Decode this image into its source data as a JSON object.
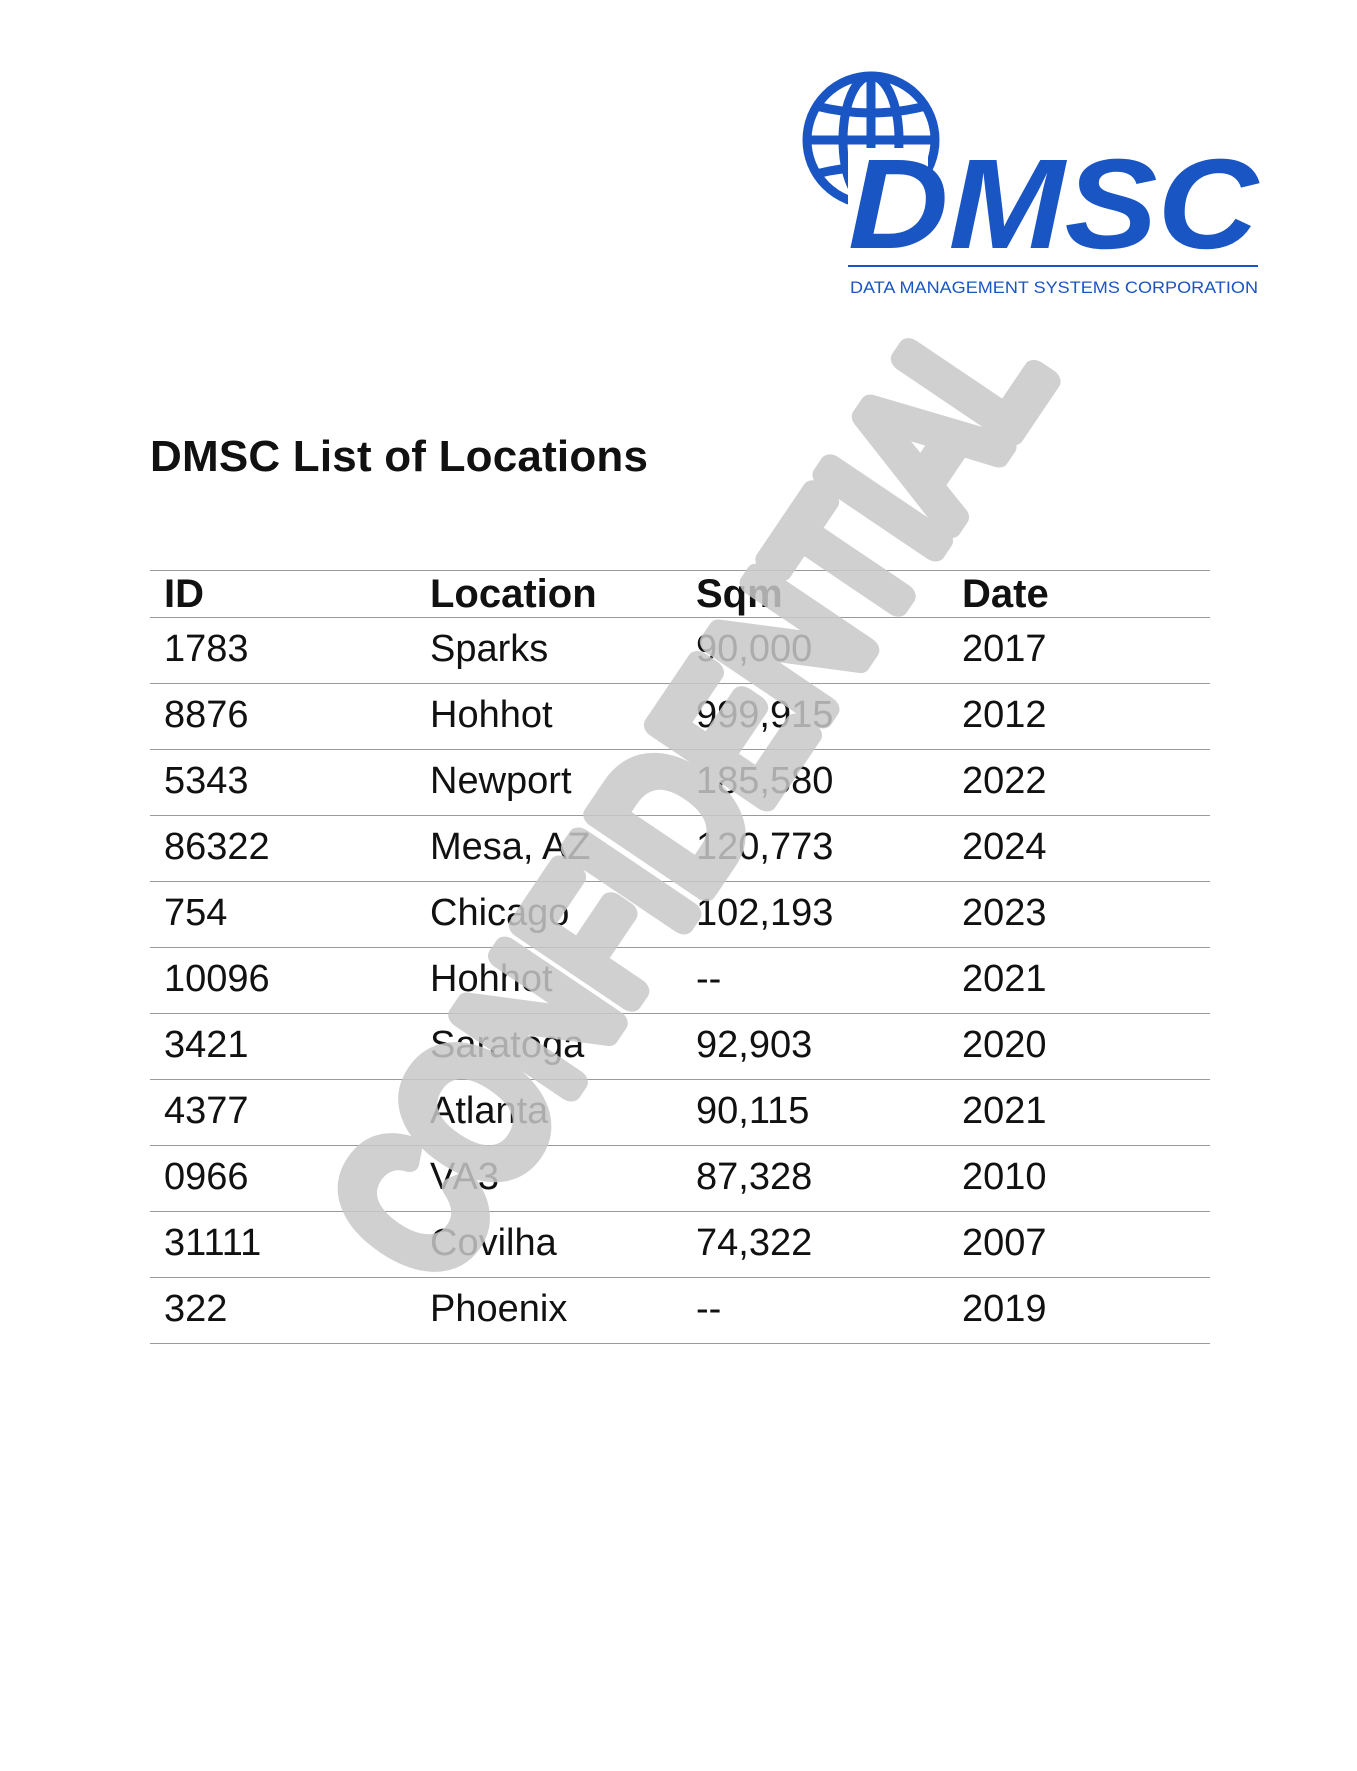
{
  "logo": {
    "wordmark": "DMSC",
    "tagline": "DATA MANAGEMENT SYSTEMS CORPORATION",
    "brand_color": "#1a55c4",
    "icon": "globe-icon"
  },
  "title": "DMSC List of Locations",
  "table": {
    "columns": [
      "ID",
      "Location",
      "Sqm",
      "Date"
    ],
    "rows": [
      {
        "id": "1783",
        "location": "Sparks",
        "sqm": "90,000",
        "date": "2017"
      },
      {
        "id": "8876",
        "location": "Hohhot",
        "sqm": "999,915",
        "date": "2012"
      },
      {
        "id": "5343",
        "location": "Newport",
        "sqm": "185,580",
        "date": "2022"
      },
      {
        "id": "86322",
        "location": "Mesa, AZ",
        "sqm": "120,773",
        "date": "2024"
      },
      {
        "id": "754",
        "location": "Chicago",
        "sqm": "102,193",
        "date": "2023"
      },
      {
        "id": "10096",
        "location": "Hohhot",
        "sqm": "--",
        "date": "2021"
      },
      {
        "id": "3421",
        "location": "Saratoga",
        "sqm": "92,903",
        "date": "2020"
      },
      {
        "id": "4377",
        "location": "Atlanta",
        "sqm": "90,115",
        "date": "2021"
      },
      {
        "id": "0966",
        "location": "VA3",
        "sqm": "87,328",
        "date": "2010"
      },
      {
        "id": "31111",
        "location": "Covilha",
        "sqm": "74,322",
        "date": "2007"
      },
      {
        "id": "322",
        "location": "Phoenix",
        "sqm": "--",
        "date": "2019"
      }
    ]
  },
  "watermark": {
    "text": "CONFIDENTIAL",
    "color": "#c8c8c8"
  }
}
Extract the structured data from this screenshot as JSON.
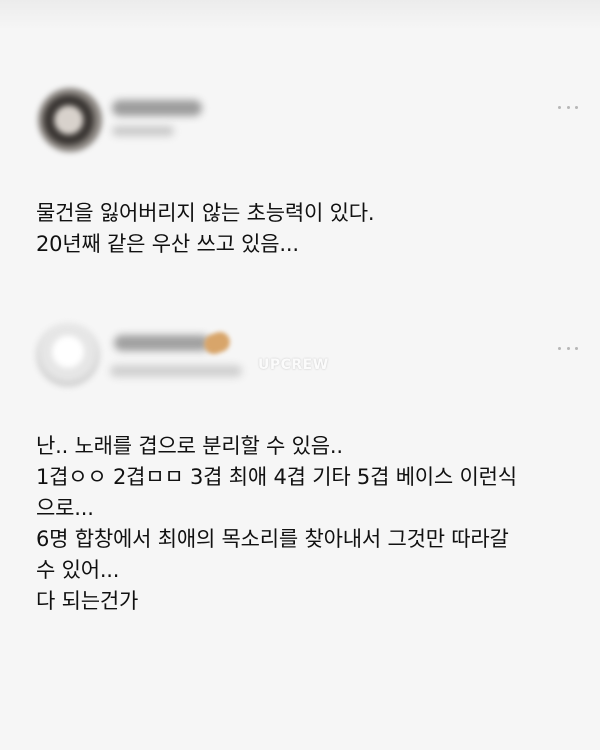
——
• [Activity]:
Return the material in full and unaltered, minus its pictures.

• [Answer space]:
Decode this image into its source data as a JSON object.
{
  "logo": {
    "wordmark": "DMSC",
    "tagline": "DATA MANAGEMENT SYSTEMS CORPORATION",
    "brand_color": "#1a55c4",
    "icon": "globe-icon"
  },
  "title": "DMSC List of Locations",
  "table": {
    "columns": [
      "ID",
      "Location",
      "Sqm",
      "Date"
    ],
    "rows": [
      {
        "id": "1783",
        "location": "Sparks",
        "sqm": "90,000",
        "date": "2017"
      },
      {
        "id": "8876",
        "location": "Hohhot",
        "sqm": "999,915",
        "date": "2012"
      },
      {
        "id": "5343",
        "location": "Newport",
        "sqm": "185,580",
        "date": "2022"
      },
      {
        "id": "86322",
        "location": "Mesa, AZ",
        "sqm": "120,773",
        "date": "2024"
      },
      {
        "id": "754",
        "location": "Chicago",
        "sqm": "102,193",
        "date": "2023"
      },
      {
        "id": "10096",
        "location": "Hohhot",
        "sqm": "--",
        "date": "2021"
      },
      {
        "id": "3421",
        "location": "Saratoga",
        "sqm": "92,903",
        "date": "2020"
      },
      {
        "id": "4377",
        "location": "Atlanta",
        "sqm": "90,115",
        "date": "2021"
      },
      {
        "id": "0966",
        "location": "VA3",
        "sqm": "87,328",
        "date": "2010"
      },
      {
        "id": "31111",
        "location": "Covilha",
        "sqm": "74,322",
        "date": "2007"
      },
      {
        "id": "322",
        "location": "Phoenix",
        "sqm": "--",
        "date": "2019"
      }
    ]
  },
  "watermark": {
    "text": "CONFIDENTIAL",
    "color": "#c8c8c8"
  }
}
Extract the structured data from this screenshot as JSON.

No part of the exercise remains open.